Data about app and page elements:

-- -- --

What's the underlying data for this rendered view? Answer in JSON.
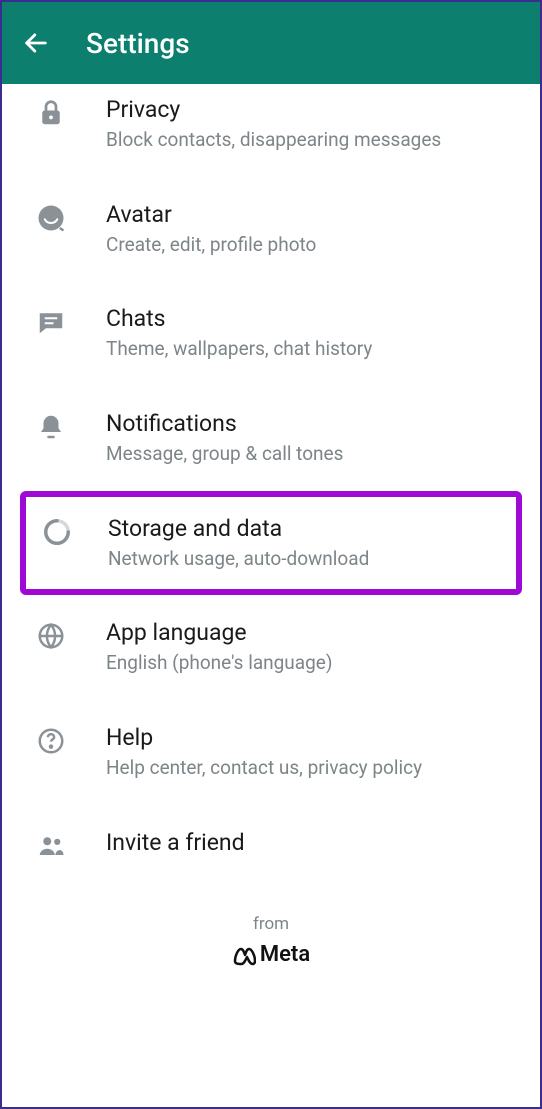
{
  "header": {
    "title": "Settings"
  },
  "items": [
    {
      "title": "Privacy",
      "sub": "Block contacts, disappearing messages"
    },
    {
      "title": "Avatar",
      "sub": "Create, edit, profile photo"
    },
    {
      "title": "Chats",
      "sub": "Theme, wallpapers, chat history"
    },
    {
      "title": "Notifications",
      "sub": "Message, group & call tones"
    },
    {
      "title": "Storage and data",
      "sub": "Network usage, auto-download"
    },
    {
      "title": "App language",
      "sub": "English (phone's language)"
    },
    {
      "title": "Help",
      "sub": "Help center, contact us, privacy policy"
    },
    {
      "title": "Invite a friend",
      "sub": ""
    }
  ],
  "footer": {
    "from": "from",
    "brand": "Meta"
  }
}
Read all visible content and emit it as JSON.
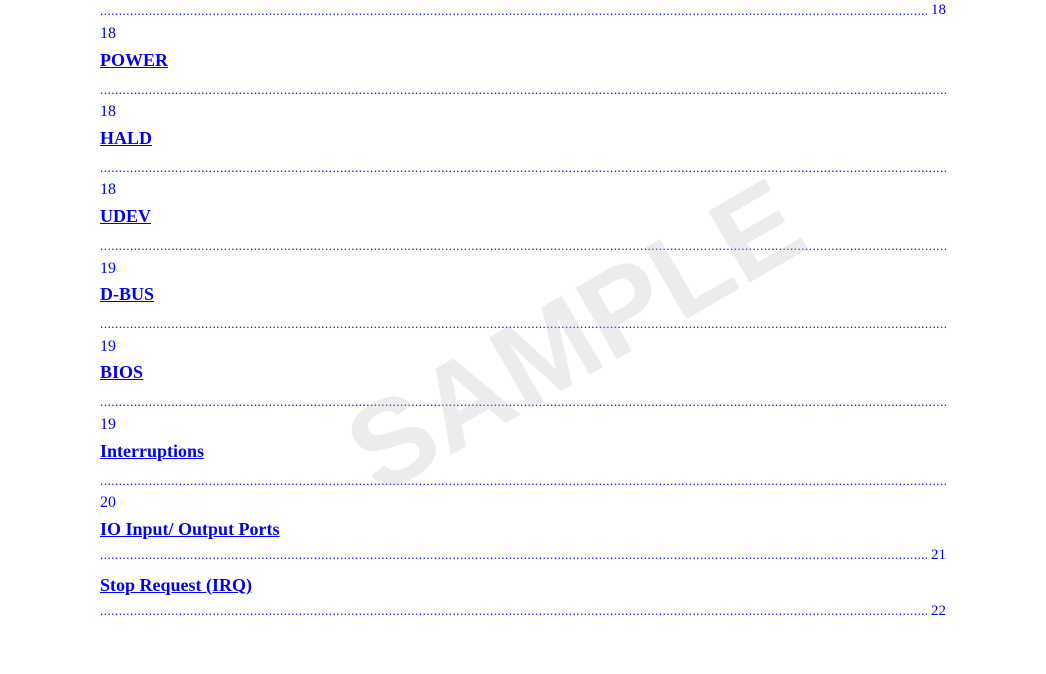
{
  "watermark": {
    "text": "SAMPLE"
  },
  "toc": {
    "entries": [
      {
        "id": "power",
        "dots_before": true,
        "page_before": "18",
        "title": "POWER",
        "dots_after": true,
        "page_after": null
      },
      {
        "id": "hald",
        "dots_before": true,
        "page_before": "18",
        "title": "HALD",
        "dots_after": true,
        "page_after": null
      },
      {
        "id": "udev",
        "dots_before": true,
        "page_before": "18",
        "title": "UDEV",
        "dots_after": true,
        "page_after": null
      },
      {
        "id": "dbus",
        "dots_before": true,
        "page_before": "19",
        "title": "D-BUS",
        "dots_after": true,
        "page_after": null
      },
      {
        "id": "bios",
        "dots_before": true,
        "page_before": "19",
        "title": "BIOS",
        "dots_after": true,
        "page_after": null
      },
      {
        "id": "interruptions",
        "dots_before": true,
        "page_before": "19",
        "title": "Interruptions",
        "dots_after": true,
        "page_after": null
      },
      {
        "id": "io-ports",
        "dots_before": true,
        "page_before": "20",
        "title": "IO Input/ Output Ports",
        "dots_after": true,
        "page_after": "21"
      },
      {
        "id": "stop-request",
        "dots_before": false,
        "page_before": null,
        "title": "Stop Request (IRQ)",
        "dots_after": true,
        "page_after": "22"
      }
    ]
  }
}
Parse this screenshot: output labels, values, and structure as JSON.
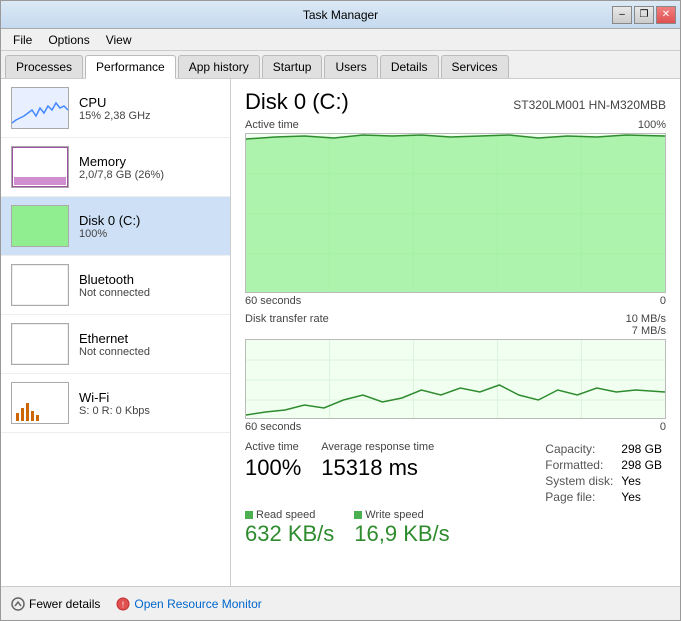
{
  "window": {
    "title": "Task Manager",
    "controls": {
      "minimize": "–",
      "maximize": "❐",
      "close": "✕"
    }
  },
  "menu": {
    "items": [
      "File",
      "Options",
      "View"
    ]
  },
  "tabs": [
    {
      "id": "processes",
      "label": "Processes"
    },
    {
      "id": "performance",
      "label": "Performance",
      "active": true
    },
    {
      "id": "app-history",
      "label": "App history"
    },
    {
      "id": "startup",
      "label": "Startup"
    },
    {
      "id": "users",
      "label": "Users"
    },
    {
      "id": "details",
      "label": "Details"
    },
    {
      "id": "services",
      "label": "Services"
    }
  ],
  "sidebar": {
    "items": [
      {
        "id": "cpu",
        "title": "CPU",
        "subtitle": "15% 2,38 GHz",
        "type": "cpu"
      },
      {
        "id": "memory",
        "title": "Memory",
        "subtitle": "2,0/7,8 GB (26%)",
        "type": "memory"
      },
      {
        "id": "disk",
        "title": "Disk 0 (C:)",
        "subtitle": "100%",
        "type": "disk",
        "active": true
      },
      {
        "id": "bluetooth",
        "title": "Bluetooth",
        "subtitle": "Not connected",
        "type": "bluetooth"
      },
      {
        "id": "ethernet",
        "title": "Ethernet",
        "subtitle": "Not connected",
        "type": "ethernet"
      },
      {
        "id": "wifi",
        "title": "Wi-Fi",
        "subtitle": "S: 0  R: 0 Kbps",
        "type": "wifi"
      }
    ]
  },
  "main": {
    "disk_title": "Disk 0 (C:)",
    "disk_model": "ST320LM001 HN-M320MBB",
    "active_time_label": "Active time",
    "active_time_pct": "100%",
    "chart_time_label": "60 seconds",
    "chart_right_label": "0",
    "transfer_label": "Disk transfer rate",
    "transfer_right1": "10 MB/s",
    "transfer_right2": "7 MB/s",
    "transfer_time": "60 seconds",
    "transfer_right_0": "0",
    "stats": {
      "active_time": {
        "label": "Active time",
        "value": "100%"
      },
      "avg_response": {
        "label": "Average response time",
        "value": "15318 ms"
      },
      "read_speed": {
        "label": "Read speed",
        "value": "632 KB/s"
      },
      "write_speed": {
        "label": "Write speed",
        "value": "16,9 KB/s"
      }
    },
    "right_stats": {
      "capacity_label": "Capacity:",
      "capacity_value": "298 GB",
      "formatted_label": "Formatted:",
      "formatted_value": "298 GB",
      "system_label": "System disk:",
      "system_value": "Yes",
      "pagefile_label": "Page file:",
      "pagefile_value": "Yes"
    }
  },
  "footer": {
    "fewer_details": "Fewer details",
    "open_resource_monitor": "Open Resource Monitor"
  }
}
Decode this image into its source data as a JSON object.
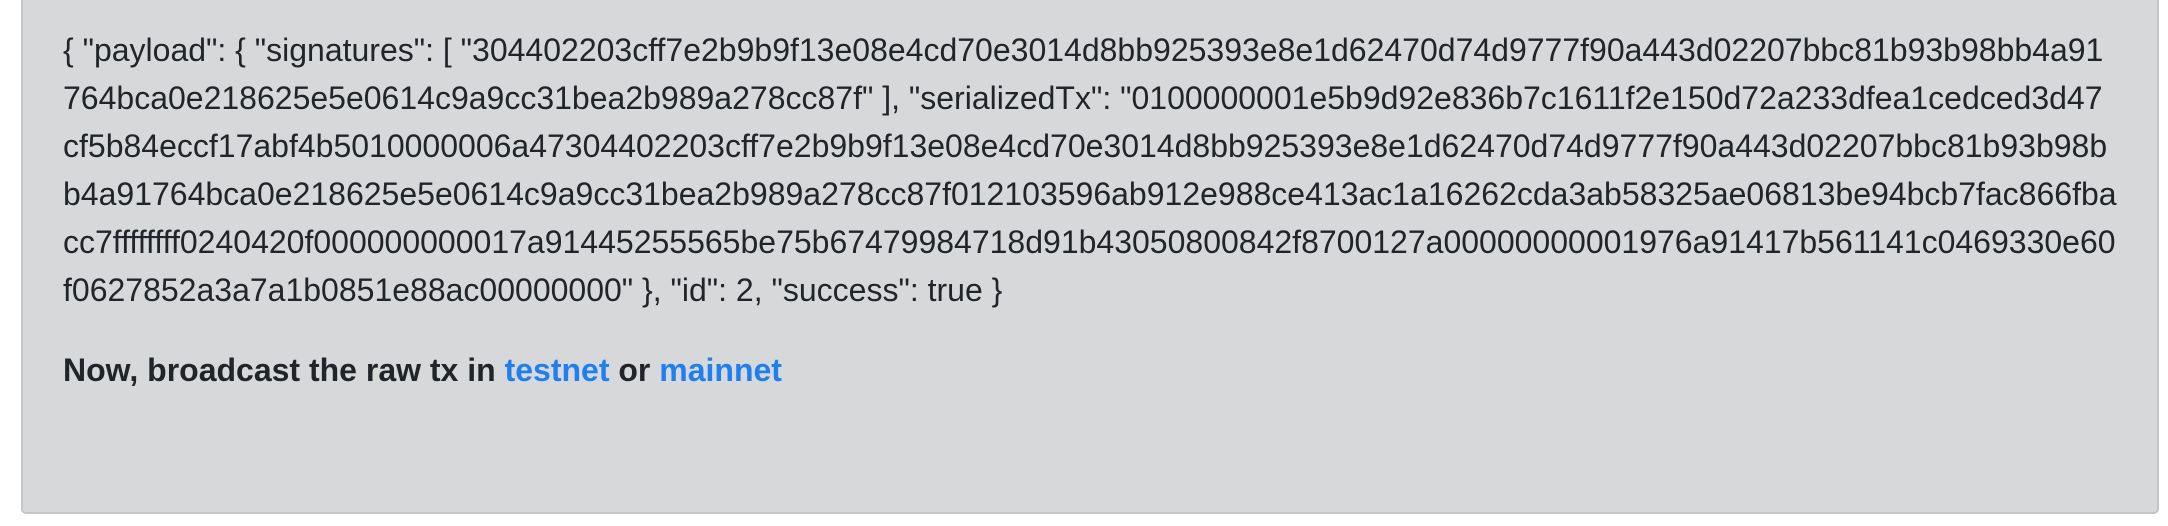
{
  "response": {
    "json_text": "{ \"payload\": { \"signatures\": [ \"304402203cff7e2b9b9f13e08e4cd70e3014d8bb925393e8e1d62470d74d9777f90a443d02207bbc81b93b98bb4a91764bca0e218625e5e0614c9a9cc31bea2b989a278cc87f\" ], \"serializedTx\": \"0100000001e5b9d92e836b7c1611f2e150d72a233dfea1cedced3d47cf5b84eccf17abf4b5010000006a47304402203cff7e2b9b9f13e08e4cd70e3014d8bb925393e8e1d62470d74d9777f90a443d02207bbc81b93b98bb4a91764bca0e218625e5e0614c9a9cc31bea2b989a278cc87f012103596ab912e988ce413ac1a16262cda3ab58325ae06813be94bcb7fac866fbacc7ffffffff0240420f000000000017a91445255565be75b67479984718d91b43050800842f8700127a00000000001976a91417b561141c0469330e60f0627852a3a7a1b0851e88ac00000000\" }, \"id\": 2, \"success\": true }"
  },
  "broadcast": {
    "prefix": "Now, broadcast the raw tx in ",
    "testnet_label": "testnet",
    "separator": " or ",
    "mainnet_label": "mainnet"
  },
  "colors": {
    "panel_background": "#d7d8da",
    "link": "#1f7ff0",
    "text": "#212529"
  }
}
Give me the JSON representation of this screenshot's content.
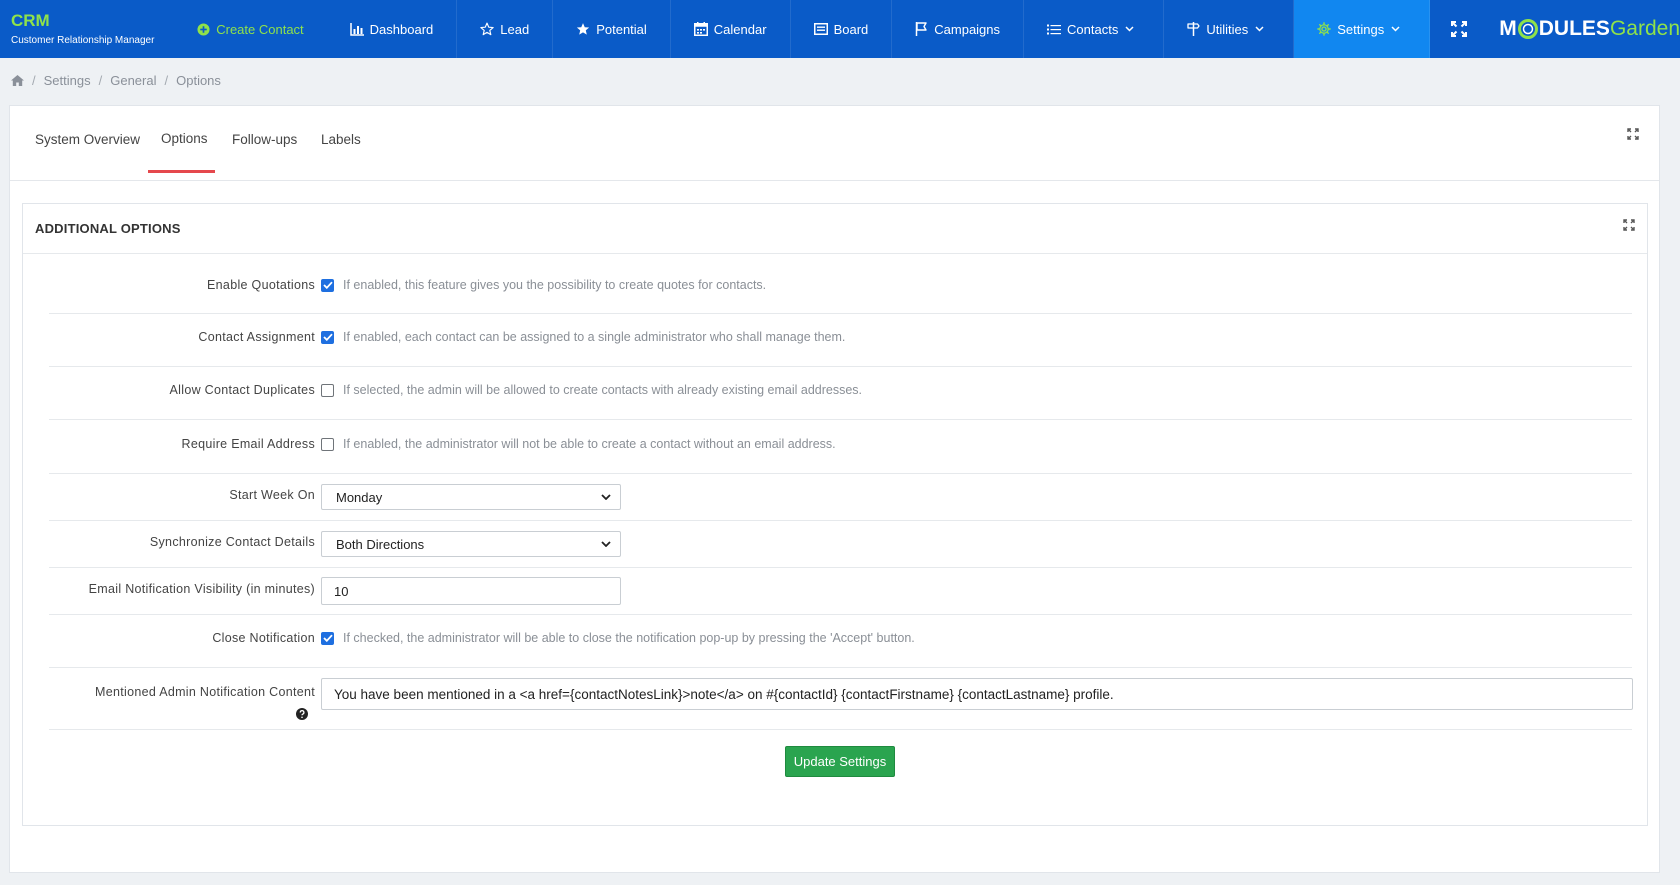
{
  "brand": {
    "title": "CRM",
    "subtitle": "Customer Relationship Manager"
  },
  "nav": {
    "create_contact": "Create Contact",
    "dashboard": "Dashboard",
    "lead": "Lead",
    "potential": "Potential",
    "calendar": "Calendar",
    "board": "Board",
    "campaigns": "Campaigns",
    "contacts": "Contacts",
    "utilities": "Utilities",
    "settings": "Settings"
  },
  "logo": {
    "part1": "M",
    "part2": "DULES",
    "part3": "Garden"
  },
  "breadcrumb": [
    "Settings",
    "General",
    "Options"
  ],
  "tabs": [
    "System Overview",
    "Options",
    "Follow-ups",
    "Labels"
  ],
  "panel": {
    "title": "ADDITIONAL OPTIONS"
  },
  "options": {
    "enable_quotations": {
      "label": "Enable Quotations",
      "checked": true,
      "hint": "If enabled, this feature gives you the possibility to create quotes for contacts."
    },
    "contact_assignment": {
      "label": "Contact Assignment",
      "checked": true,
      "hint": "If enabled, each contact can be assigned to a single administrator who shall manage them."
    },
    "allow_duplicates": {
      "label": "Allow Contact Duplicates",
      "checked": false,
      "hint": "If selected, the admin will be allowed to create contacts with already existing email addresses."
    },
    "require_email": {
      "label": "Require Email Address",
      "checked": false,
      "hint": "If enabled, the administrator will not be able to create a contact without an email address."
    },
    "start_week": {
      "label": "Start Week On",
      "value": "Monday"
    },
    "sync_details": {
      "label": "Synchronize Contact Details",
      "value": "Both Directions"
    },
    "email_visibility": {
      "label": "Email Notification Visibility (in minutes)",
      "value": "10"
    },
    "close_notification": {
      "label": "Close Notification",
      "checked": true,
      "hint": "If checked, the administrator will be able to close the notification pop-up by pressing the 'Accept' button."
    },
    "mentioned_content": {
      "label": "Mentioned Admin Notification Content",
      "value": "You have been mentioned in a <a href={contactNotesLink}>note</a> on #{contactId} {contactFirstname} {contactLastname} profile."
    }
  },
  "update_button": "Update Settings",
  "colors": {
    "topbar": "#0a5bc8",
    "accent_green": "#8fe24a",
    "active_tab": "#e5484d",
    "button": "#2aa44f",
    "checkbox": "#1e6fe0"
  }
}
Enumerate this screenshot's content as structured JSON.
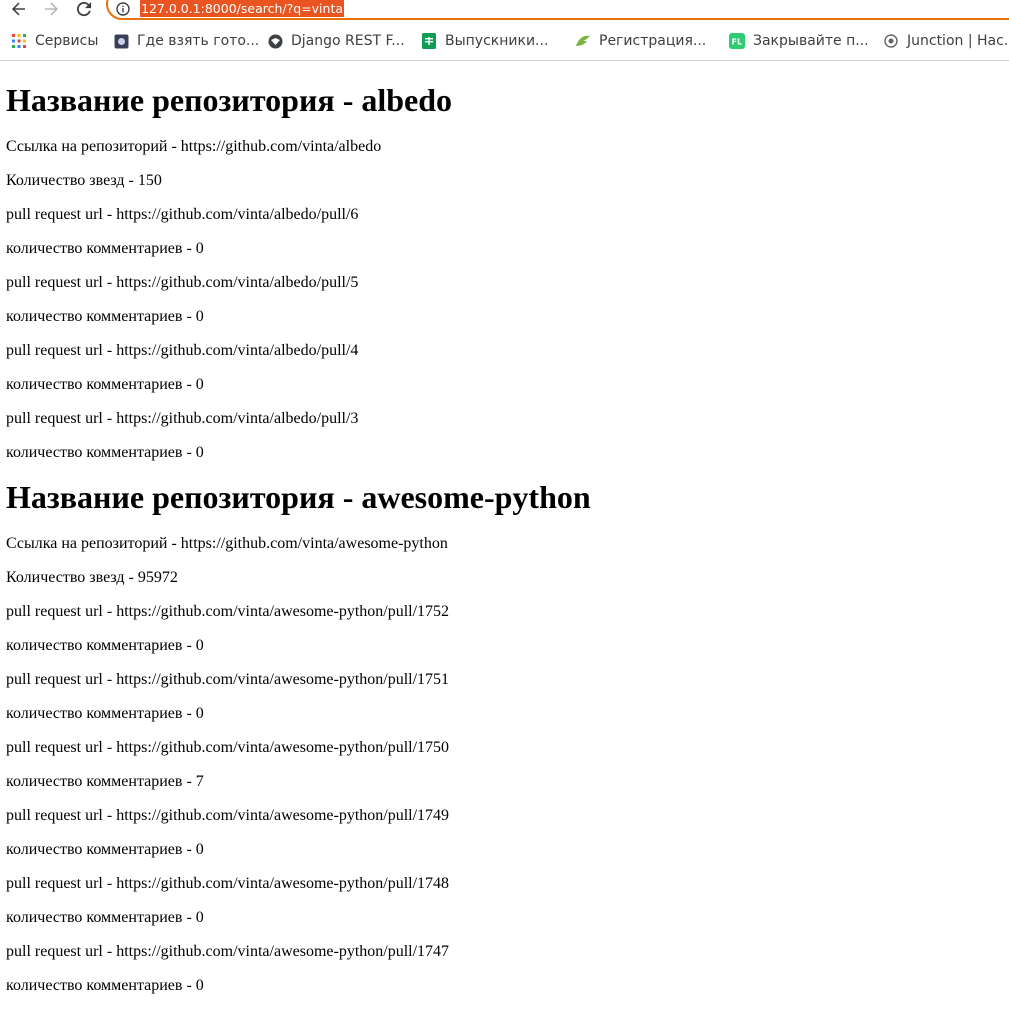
{
  "browser": {
    "url": "127.0.0.1:8000/search/?q=vinta",
    "bookmarks": [
      {
        "label": "Сервисы",
        "icon": "apps-grid-icon"
      },
      {
        "label": "Где взять гото...",
        "icon": "page-icon"
      },
      {
        "label": "Django REST F...",
        "icon": "django-icon"
      },
      {
        "label": "Выпускники...",
        "icon": "sheets-icon"
      },
      {
        "label": "Регистрация...",
        "icon": "leaf-icon"
      },
      {
        "label": "Закрывайте п...",
        "icon": "fl-icon"
      },
      {
        "label": "Junction | Hac...",
        "icon": "junction-icon"
      }
    ]
  },
  "repos": [
    {
      "title": "Название репозитория - albedo",
      "link": "Ссылка на репозиторий - https://github.com/vinta/albedo",
      "stars": "Количество звезд - 150",
      "pulls": [
        {
          "url": "pull request url - https://github.com/vinta/albedo/pull/6",
          "comments": "количество комментариев - 0"
        },
        {
          "url": "pull request url - https://github.com/vinta/albedo/pull/5",
          "comments": "количество комментариев - 0"
        },
        {
          "url": "pull request url - https://github.com/vinta/albedo/pull/4",
          "comments": "количество комментариев - 0"
        },
        {
          "url": "pull request url - https://github.com/vinta/albedo/pull/3",
          "comments": "количество комментариев - 0"
        }
      ]
    },
    {
      "title": "Название репозитория - awesome-python",
      "link": "Ссылка на репозиторий - https://github.com/vinta/awesome-python",
      "stars": "Количество звезд - 95972",
      "pulls": [
        {
          "url": "pull request url - https://github.com/vinta/awesome-python/pull/1752",
          "comments": "количество комментариев - 0"
        },
        {
          "url": "pull request url - https://github.com/vinta/awesome-python/pull/1751",
          "comments": "количество комментариев - 0"
        },
        {
          "url": "pull request url - https://github.com/vinta/awesome-python/pull/1750",
          "comments": "количество комментариев - 7"
        },
        {
          "url": "pull request url - https://github.com/vinta/awesome-python/pull/1749",
          "comments": "количество комментариев - 0"
        },
        {
          "url": "pull request url - https://github.com/vinta/awesome-python/pull/1748",
          "comments": "количество комментариев - 0"
        },
        {
          "url": "pull request url - https://github.com/vinta/awesome-python/pull/1747",
          "comments": "количество комментариев - 0"
        }
      ]
    }
  ]
}
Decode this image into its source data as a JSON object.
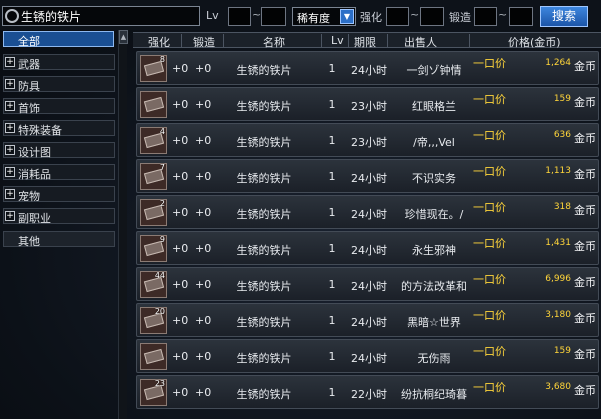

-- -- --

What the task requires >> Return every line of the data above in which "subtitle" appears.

Output of the exercise >>
        "subtitle": "15% 2,38 GHz",
        "subtitle": "2,0/7,8 GB (26%)",
        "subtitle": "100%",
        "subtitle": "Not connected",
        "subtitle": "Not connected",
        "subtitle": "S: 0  R: 0 Kbps",
    "subtitle": "Customer Relationship Manager"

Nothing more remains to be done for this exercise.